Famed architect, visionary Paolo Soleri dies at 93

BBNphoto/Heidi Dahms Foster<br>Paolo Soleri has been a familiar sight through the years at Arcosanti's Italian Night, serving pasta from a wheelbarrow. Here, he serves Arizona Highway 69 Chamber President Ben Satran, right, as two helpers look on in 2011.

BBNphoto/Heidi Dahms Foster<br>Paolo Soleri has been a familiar sight through the years at Arcosanti's Italian Night, serving pasta from a wheelbarrow. Here, he serves Arizona Highway 69 Chamber President Ben Satran, right, as two helpers look on in 2011.

Paolo Soleri, world-renowned architect, builder, artist, writer and visionary, died Tuesday at age 93.

Soleri, born June 21, 1919, on the summer solstice, leaves behind two daughters, Kristine Soleri Timm and Daniela Soleri, both of California, and two grandchildren.
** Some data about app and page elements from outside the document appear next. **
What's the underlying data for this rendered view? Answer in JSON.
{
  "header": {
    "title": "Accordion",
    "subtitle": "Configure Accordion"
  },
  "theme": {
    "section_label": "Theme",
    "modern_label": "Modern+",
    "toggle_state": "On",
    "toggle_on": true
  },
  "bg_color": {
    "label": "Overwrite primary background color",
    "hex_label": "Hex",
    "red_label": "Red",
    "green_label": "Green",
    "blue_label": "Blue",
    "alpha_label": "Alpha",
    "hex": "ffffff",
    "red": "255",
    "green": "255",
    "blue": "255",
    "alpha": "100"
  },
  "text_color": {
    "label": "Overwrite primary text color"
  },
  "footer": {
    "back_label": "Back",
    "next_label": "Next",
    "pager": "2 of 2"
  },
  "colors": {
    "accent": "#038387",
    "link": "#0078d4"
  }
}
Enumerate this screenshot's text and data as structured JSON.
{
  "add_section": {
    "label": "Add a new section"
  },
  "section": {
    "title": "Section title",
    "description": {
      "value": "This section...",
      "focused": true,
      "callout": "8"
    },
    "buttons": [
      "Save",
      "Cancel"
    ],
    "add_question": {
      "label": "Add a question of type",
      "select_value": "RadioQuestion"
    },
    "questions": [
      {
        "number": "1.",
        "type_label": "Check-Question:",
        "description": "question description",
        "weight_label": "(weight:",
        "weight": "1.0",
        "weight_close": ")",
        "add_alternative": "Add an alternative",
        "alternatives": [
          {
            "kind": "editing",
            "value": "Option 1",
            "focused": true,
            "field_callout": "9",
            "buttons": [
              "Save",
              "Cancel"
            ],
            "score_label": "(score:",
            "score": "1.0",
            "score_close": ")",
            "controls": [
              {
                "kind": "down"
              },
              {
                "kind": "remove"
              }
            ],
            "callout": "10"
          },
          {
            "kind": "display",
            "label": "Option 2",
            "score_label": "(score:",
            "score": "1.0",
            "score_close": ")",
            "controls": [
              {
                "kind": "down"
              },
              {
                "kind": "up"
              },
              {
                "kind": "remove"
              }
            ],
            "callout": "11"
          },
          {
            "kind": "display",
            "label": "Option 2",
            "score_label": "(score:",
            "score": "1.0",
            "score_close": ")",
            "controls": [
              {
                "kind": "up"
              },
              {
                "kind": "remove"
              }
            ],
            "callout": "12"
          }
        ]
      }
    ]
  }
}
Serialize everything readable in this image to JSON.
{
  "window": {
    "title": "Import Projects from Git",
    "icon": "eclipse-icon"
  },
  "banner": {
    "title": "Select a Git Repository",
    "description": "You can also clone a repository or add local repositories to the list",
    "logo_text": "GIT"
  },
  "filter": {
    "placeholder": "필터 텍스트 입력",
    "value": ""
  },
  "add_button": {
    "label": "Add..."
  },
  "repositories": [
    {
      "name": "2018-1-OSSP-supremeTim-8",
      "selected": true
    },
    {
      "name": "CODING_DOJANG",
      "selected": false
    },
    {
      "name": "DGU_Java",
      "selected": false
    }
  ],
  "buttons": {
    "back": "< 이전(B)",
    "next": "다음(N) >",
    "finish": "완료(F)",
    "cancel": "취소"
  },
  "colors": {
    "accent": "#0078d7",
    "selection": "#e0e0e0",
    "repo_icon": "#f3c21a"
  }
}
His wife, Colly, preceded him in death in 1982.

Soleri founded the not-for-profit Cosanti Foundation in 1965 with his late wife to research and experiment with mixing ecologically sound principles with city dwelling - a type of architecture he called Arcology. He started his urban project, Arcosanti, 65 miles north of Phoenix near Cordes Junction, in 1970.

It continues to evolve with the help of students who participate in workshops encompassing design, construction and upkeep of the place. Currently, an extensive "greenhouse apron" is under construction on the property. More than 50,000 architecture enthusiasts visit the site each year.

The recipient of three honorary doctorates and author of six books, Soleri earned many awards, including gold medals from the American Institute of Architects, the Union of International Architects, the Venice Biennale; the silver medal of the Academie d' Architecture in Paris; Honorary Fellow, Royal Institute of British Architects; the Leone d'oro at the Mostra di Architettura di Venezia (Venice Architecture Biennale) for his lifelong achievement in 2000; and the National Design Award from the Cooper-Hewitt/Smithsonian Museum.

Over the years, Soleri's architectural commissions have included the Dome House in Cave Creek; the Artistica Ceramica Solimene ceramics factory in Vietri, Italy; the Indian Arts Cultural Center/Theatre in Santa Fe; the Glendale Community College Theater; the University of Arizona College of Medicine chapel; the Scottsdale Pedestrian Bridge and Plaza; and his latest bas-relief murals part of the new I-17 Arcosanti/Cordes Junction traffic interchange.

Soleri continued questioning and creating until his death. The theme of his last project, a series of collages entitled "Then and Now," combined his own signature forms with illustrations of life from antiquity.

A private burial will take place at Arcosanti where Soleri's body will be placed beside his wife, Colly. A public memorial service to celebrate the life of Paolo Soleri will take place at Arcosanti later this year.